# [Instructions for the task]
Print all of the entries exactly, minus the pictures.

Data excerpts
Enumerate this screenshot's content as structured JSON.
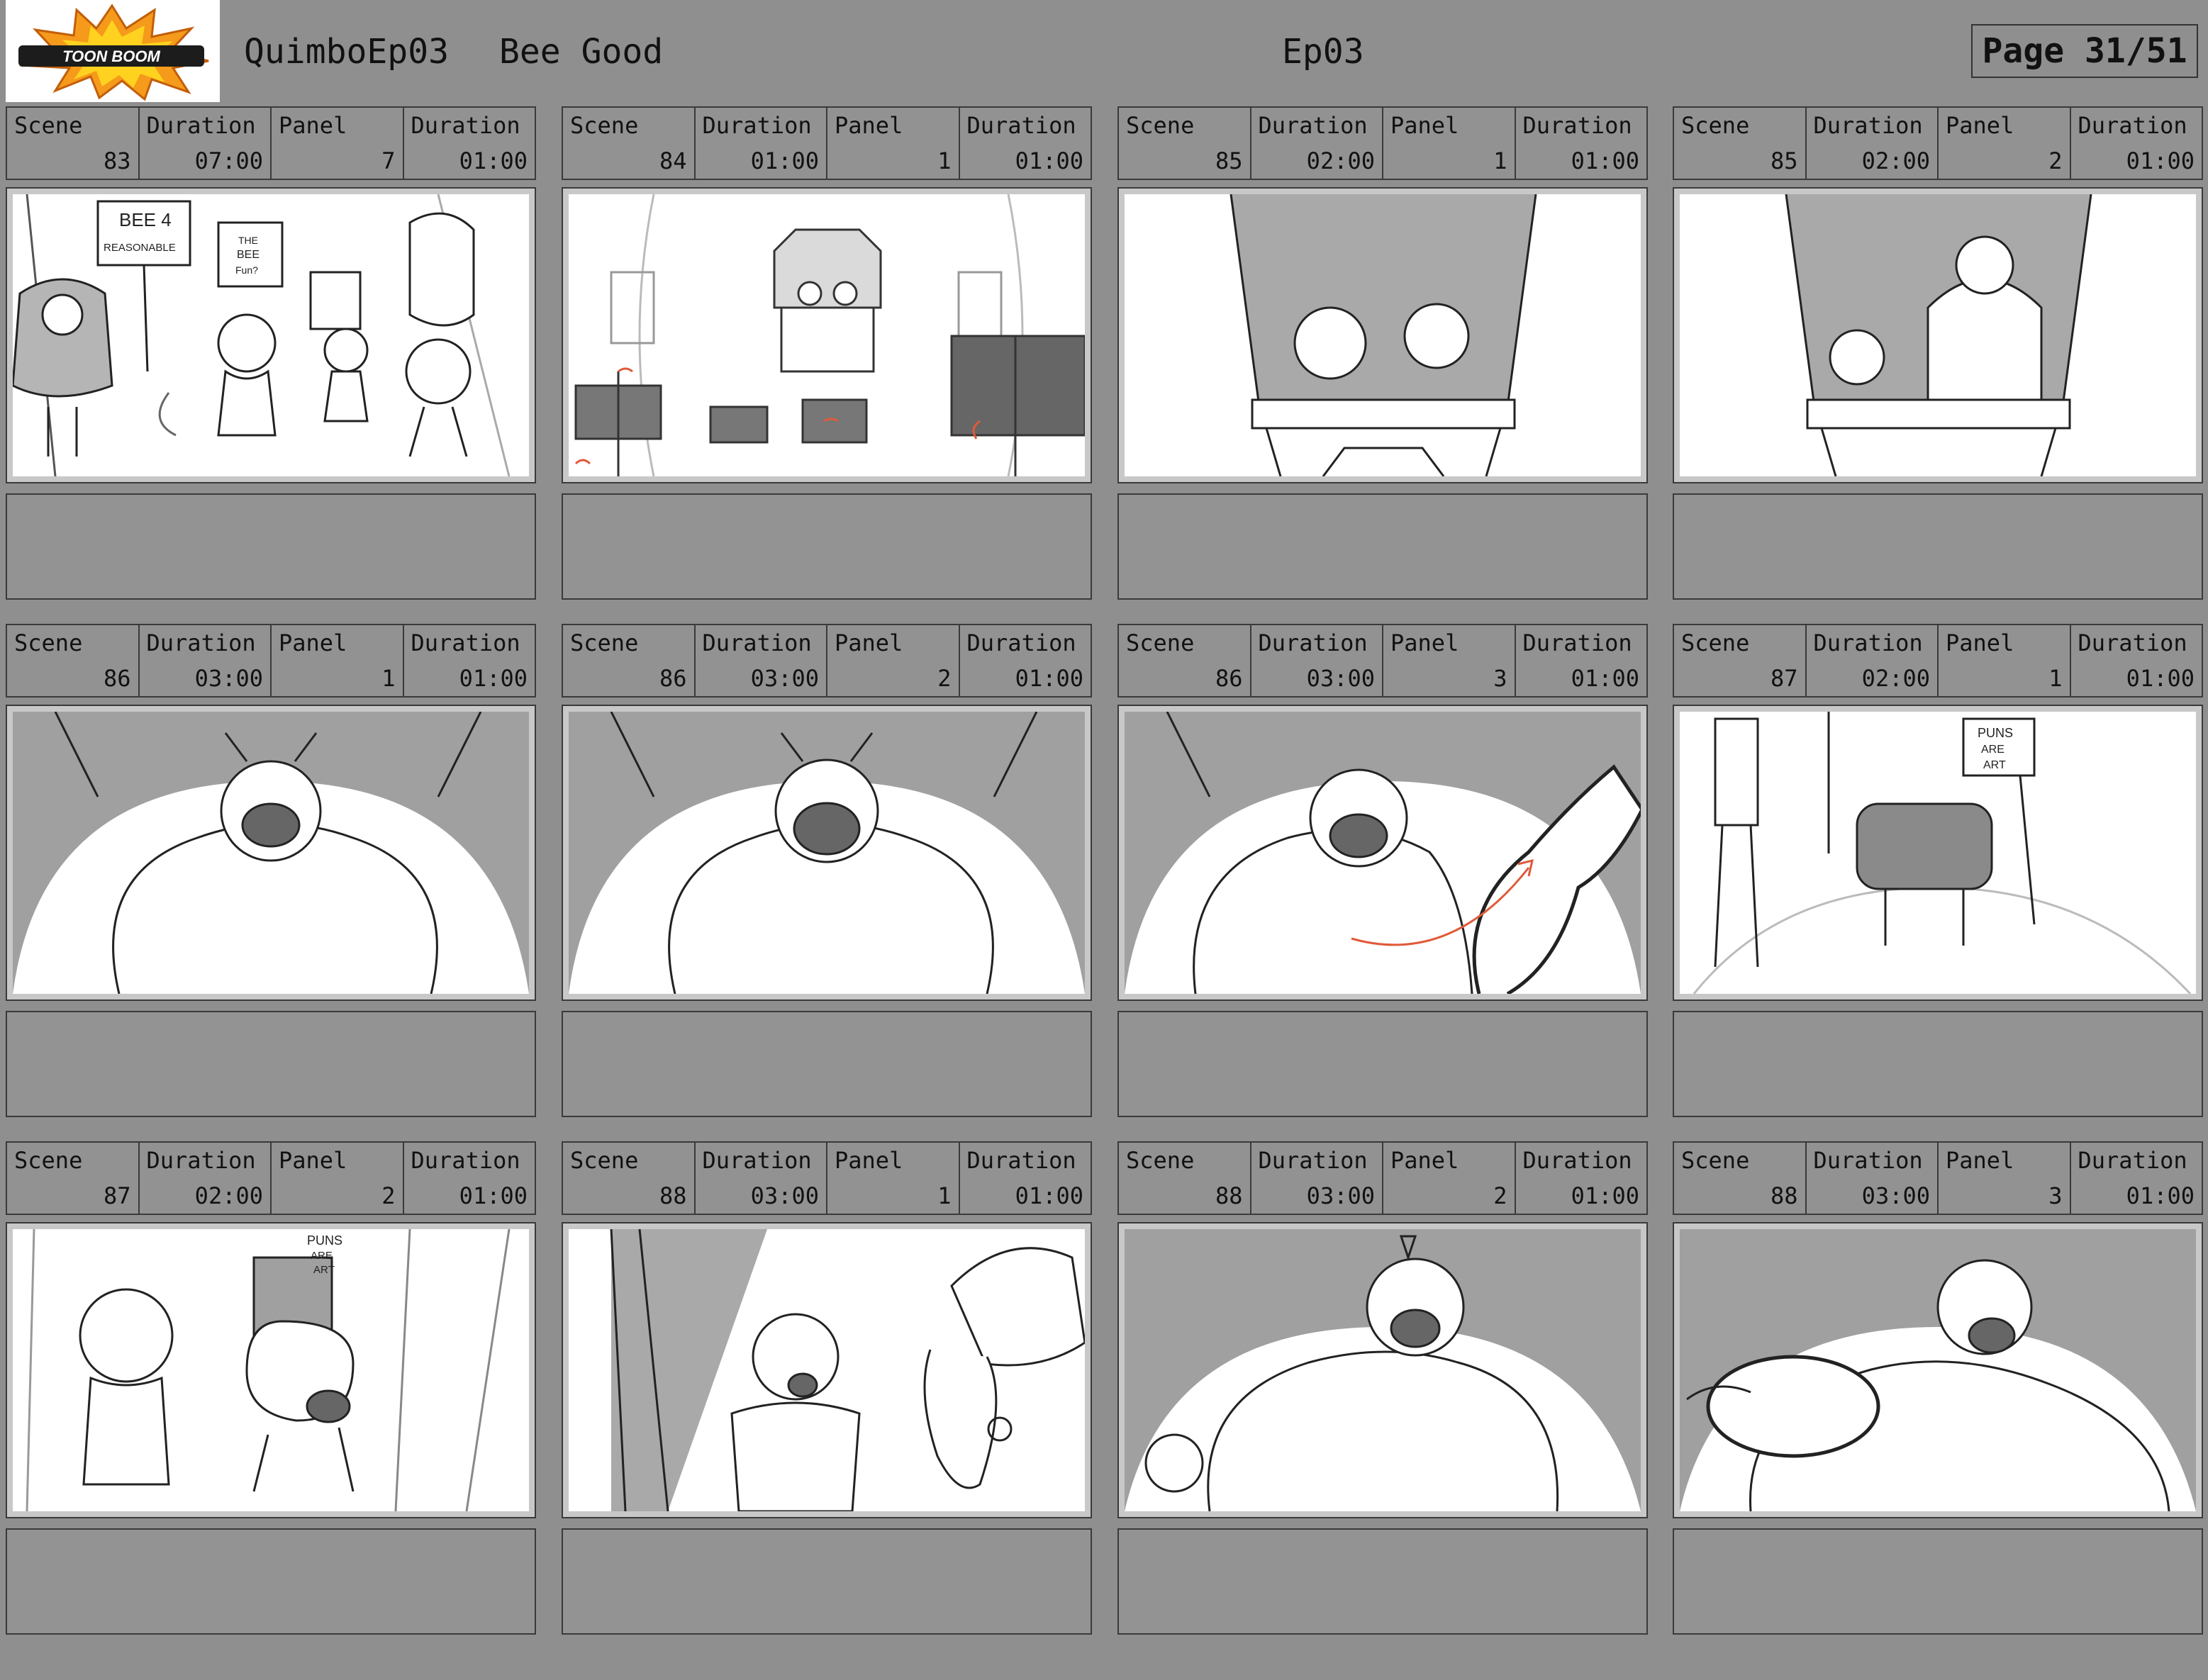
{
  "header": {
    "logo_text": "TOON BOOM",
    "project": "QuimboEp03",
    "episode_title": "Bee Good",
    "episode": "Ep03",
    "page": "Page 31/51"
  },
  "labels": {
    "scene": "Scene",
    "duration": "Duration",
    "panel": "Panel"
  },
  "panels": [
    {
      "scene": "83",
      "scene_duration": "07:00",
      "panel": "7",
      "panel_duration": "01:00",
      "notes": ""
    },
    {
      "scene": "84",
      "scene_duration": "01:00",
      "panel": "1",
      "panel_duration": "01:00",
      "notes": ""
    },
    {
      "scene": "85",
      "scene_duration": "02:00",
      "panel": "1",
      "panel_duration": "01:00",
      "notes": ""
    },
    {
      "scene": "85",
      "scene_duration": "02:00",
      "panel": "2",
      "panel_duration": "01:00",
      "notes": ""
    },
    {
      "scene": "86",
      "scene_duration": "03:00",
      "panel": "1",
      "panel_duration": "01:00",
      "notes": ""
    },
    {
      "scene": "86",
      "scene_duration": "03:00",
      "panel": "2",
      "panel_duration": "01:00",
      "notes": ""
    },
    {
      "scene": "86",
      "scene_duration": "03:00",
      "panel": "3",
      "panel_duration": "01:00",
      "notes": ""
    },
    {
      "scene": "87",
      "scene_duration": "02:00",
      "panel": "1",
      "panel_duration": "01:00",
      "notes": ""
    },
    {
      "scene": "87",
      "scene_duration": "02:00",
      "panel": "2",
      "panel_duration": "01:00",
      "notes": ""
    },
    {
      "scene": "88",
      "scene_duration": "03:00",
      "panel": "1",
      "panel_duration": "01:00",
      "notes": ""
    },
    {
      "scene": "88",
      "scene_duration": "03:00",
      "panel": "2",
      "panel_duration": "01:00",
      "notes": ""
    },
    {
      "scene": "88",
      "scene_duration": "03:00",
      "panel": "3",
      "panel_duration": "01:00",
      "notes": ""
    }
  ],
  "sketch_text": {
    "sign_bee_reasonable_1": "BEE 4",
    "sign_bee_reasonable_2": "REASONABLE",
    "sign_bee_fun_1": "THE",
    "sign_bee_fun_2": "BEE",
    "sign_bee_fun_3": "Fun?",
    "sign_puns_art_1": "PUNS",
    "sign_puns_art_2": "ARE",
    "sign_puns_art_3": "ART"
  },
  "colors": {
    "background": "#8f8f8f",
    "logo_orange": "#f59a1b",
    "logo_yellow": "#ffd21f",
    "action_red": "#e05a3a"
  }
}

# [Answer space]
Enumerate this screenshot's content as structured JSON.
{
  "header": {
    "logo_text": "TOON BOOM",
    "project": "QuimboEp03",
    "episode_title": "Bee Good",
    "episode": "Ep03",
    "page": "Page 31/51"
  },
  "labels": {
    "scene": "Scene",
    "duration": "Duration",
    "panel": "Panel"
  },
  "panels": [
    {
      "scene": "83",
      "scene_duration": "07:00",
      "panel": "7",
      "panel_duration": "01:00",
      "notes": ""
    },
    {
      "scene": "84",
      "scene_duration": "01:00",
      "panel": "1",
      "panel_duration": "01:00",
      "notes": ""
    },
    {
      "scene": "85",
      "scene_duration": "02:00",
      "panel": "1",
      "panel_duration": "01:00",
      "notes": ""
    },
    {
      "scene": "85",
      "scene_duration": "02:00",
      "panel": "2",
      "panel_duration": "01:00",
      "notes": ""
    },
    {
      "scene": "86",
      "scene_duration": "03:00",
      "panel": "1",
      "panel_duration": "01:00",
      "notes": ""
    },
    {
      "scene": "86",
      "scene_duration": "03:00",
      "panel": "2",
      "panel_duration": "01:00",
      "notes": ""
    },
    {
      "scene": "86",
      "scene_duration": "03:00",
      "panel": "3",
      "panel_duration": "01:00",
      "notes": ""
    },
    {
      "scene": "87",
      "scene_duration": "02:00",
      "panel": "1",
      "panel_duration": "01:00",
      "notes": ""
    },
    {
      "scene": "87",
      "scene_duration": "02:00",
      "panel": "2",
      "panel_duration": "01:00",
      "notes": ""
    },
    {
      "scene": "88",
      "scene_duration": "03:00",
      "panel": "1",
      "panel_duration": "01:00",
      "notes": ""
    },
    {
      "scene": "88",
      "scene_duration": "03:00",
      "panel": "2",
      "panel_duration": "01:00",
      "notes": ""
    },
    {
      "scene": "88",
      "scene_duration": "03:00",
      "panel": "3",
      "panel_duration": "01:00",
      "notes": ""
    }
  ],
  "sketch_text": {
    "sign_bee_reasonable_1": "BEE 4",
    "sign_bee_reasonable_2": "REASONABLE",
    "sign_bee_fun_1": "THE",
    "sign_bee_fun_2": "BEE",
    "sign_bee_fun_3": "Fun?",
    "sign_puns_art_1": "PUNS",
    "sign_puns_art_2": "ARE",
    "sign_puns_art_3": "ART"
  },
  "colors": {
    "background": "#8f8f8f",
    "logo_orange": "#f59a1b",
    "logo_yellow": "#ffd21f",
    "action_red": "#e05a3a"
  }
}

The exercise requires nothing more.